Fragocastello and the "Dew-men"

Fragocastelo took its name from the famous Venetian fortress built in 1371-74 as a garrison to impose order on the rebellious Sfakiá region, to deter pirates, and to protect Venetian nobles and their properties. The Venetians named it the Fortress of St Nikitas, after the nearby church. The locals, however, who never saw it in a positive light, contemptuously dubbed it Fragokastello, meaning the Castle of the Franks (i.e. Catholic foreigners), Castelfranco or Franco Castello. The name eventually stuck and was adopted by the Venetians as well.

The fortress has a simple rectangular shape, with a tower at each corner and the remains of a Venetian coat of arms above the main gate. The buildings within the walls, as well as the battlements, were constructed during the Ottoman Turkish occupation. Actually the fortress never served the aims for which it was built because no order was laid in Sfakiá region, brutal Sfakiots were disobedient, on rebel all the time and would attack the occupants' soldiers whenever they had a chance. As a result, Venetians had a lot of casualties and lost a lot of property, so there were periods when Fragocastello didn't have a single guard.

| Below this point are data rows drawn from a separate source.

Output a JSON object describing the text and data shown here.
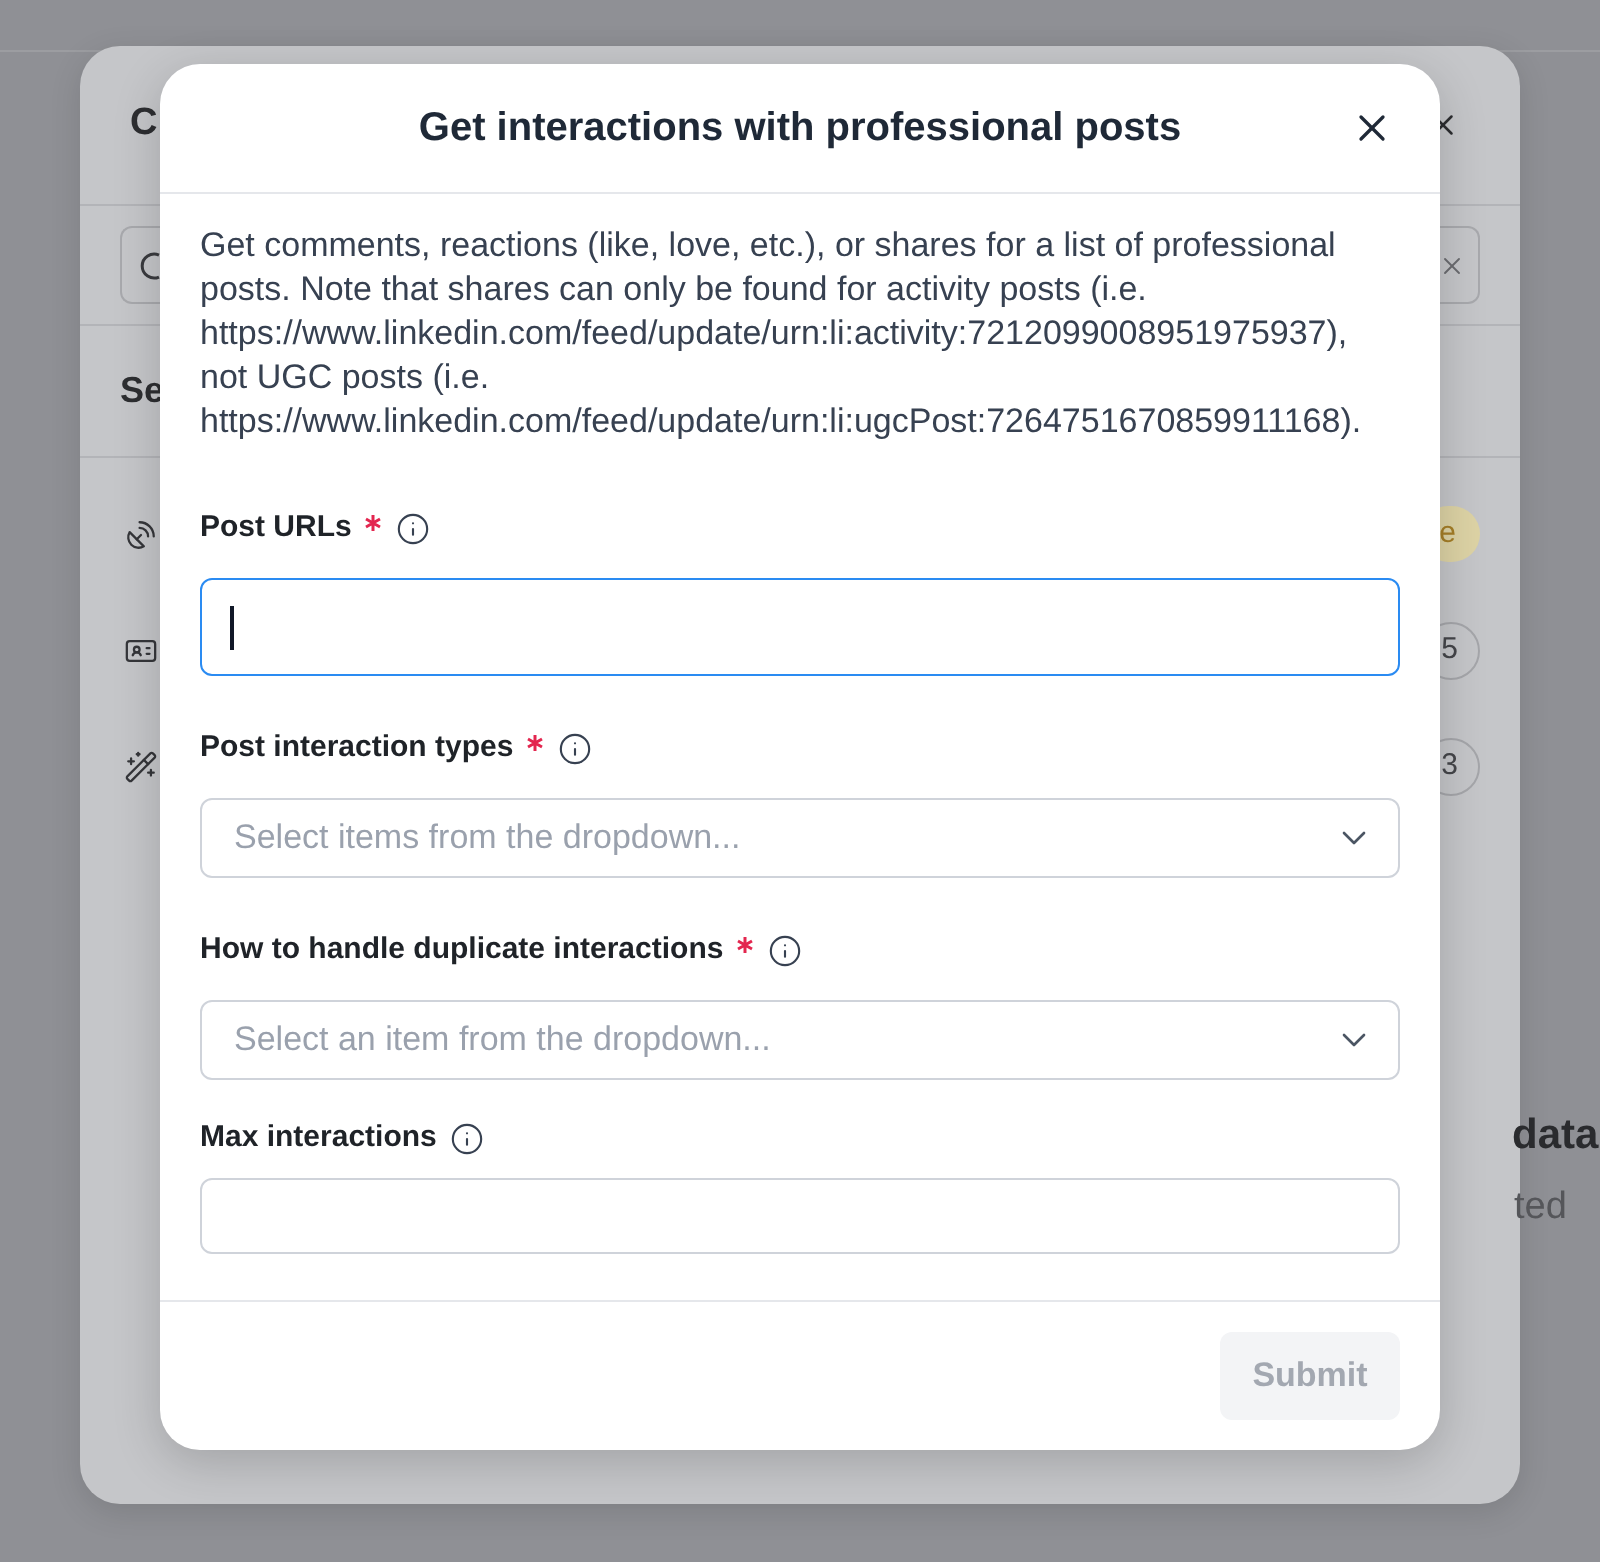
{
  "background_page": {
    "heading": "data",
    "caption": "ted"
  },
  "back_dialog": {
    "title": "C",
    "section_heading": "Se",
    "rows": [
      {
        "kind": "status",
        "badge": "e"
      },
      {
        "kind": "count",
        "badge": "5"
      },
      {
        "kind": "count",
        "badge": "3"
      }
    ]
  },
  "modal": {
    "title": "Get interactions with professional posts",
    "description": "Get comments, reactions (like, love, etc.), or shares for a list of professional posts. Note that shares can only be found for activity posts (i.e. https://www.linkedin.com/feed/update/urn:li:activity:7212099008951975937), not UGC posts (i.e. https://www.linkedin.com/feed/update/urn:li:ugcPost:7264751670859911168).",
    "fields": [
      {
        "label": "Post URLs",
        "required": true,
        "kind": "textarea",
        "focused": true
      },
      {
        "label": "Post interaction types",
        "required": true,
        "kind": "select",
        "focused": false,
        "placeholder": "Select items from the dropdown..."
      },
      {
        "label": "How to handle duplicate interactions",
        "required": true,
        "kind": "select",
        "focused": false,
        "placeholder": "Select an item from the dropdown..."
      },
      {
        "label": "Max interactions",
        "required": false,
        "kind": "text",
        "focused": false
      }
    ],
    "submit": {
      "label": "Submit",
      "disabled": true
    }
  }
}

During the Turkish occupation Fragocastello kept perishing. In Orlov revolt (1770) the Turkish troops fighting the rebellios Sfakiots used to camp there.

In 1828 a revivification of revolution in Crete against the Turkish yoke brings Hadzi Michalis Dalianis, a man from Northern Epirus, to Crete, in particular to Sfakia. He and his brigade of 600 volunteer soldiers decide to confront the Turkish troops in an open battle. He ignores the Sfakiots' opinion about partisan war and even calls them cowards.

This decision, to avoid the war tactic of guerrilla movement and to face the outnumbering Turkish army on a flat plain really worked for the Turks of Mustafa Daili Pasha, Crete's governor. So, from the 600 Greeks of Hadzi Mihalis 338 were killed in that battle, and Hadzi Michalis Dalianis as well. The rest managed to hide in Fragocastello which Turks couldn't take, though they fought hard for a week. The Turk pasha realized the danger and offered capitulation to the besieged. The Greek survivors surrendered the fortress and left. Mustafa Pasha blew up the ruined fortress, so it would not be used again as rebels' stronghold.

Later, though, during the big Cretan revolution (1866-1869), he had to re-build it, in order to have better control of the island.

Fragocastello hasn't been in use since Crete was freed, but it's still standing today to remind us of its bloodcovered history, which revives every year due to the legend about the ghosts haunting it, the famous "dew-men" (Drosoulites).

Each year in May a strange phenomenon happens in Fragokastello. Shadows of horsemen and soldiers march from the ruined church of Agios Charalambos, advancing towards the fort. They reach the sea and disappear into it, with the first rays of the sun. The phenomenon usually last about 10 minutes. These are called Drosoulites, or dew-men, because they come with the morning dew. Some explain this as a meteorological paradox bringing reflections from Africa. Another theory is some trick of the light because of the sun-rays diffraction in the morning fog. But these explanations are not very persuading because those who saw the Drosoulites – and there are lots of
them – always describe the same picture of soldiers marching towards the sea, and not some vague images.

It is said that, in 1890, Turkish soldiers at Fragokastello ran away in panic when they saw the Drosoulites. Many years later, when the Germans occupied Crete, a military detachment saw the ghosts and, mistaking them for resistance fighters, opened fire on them.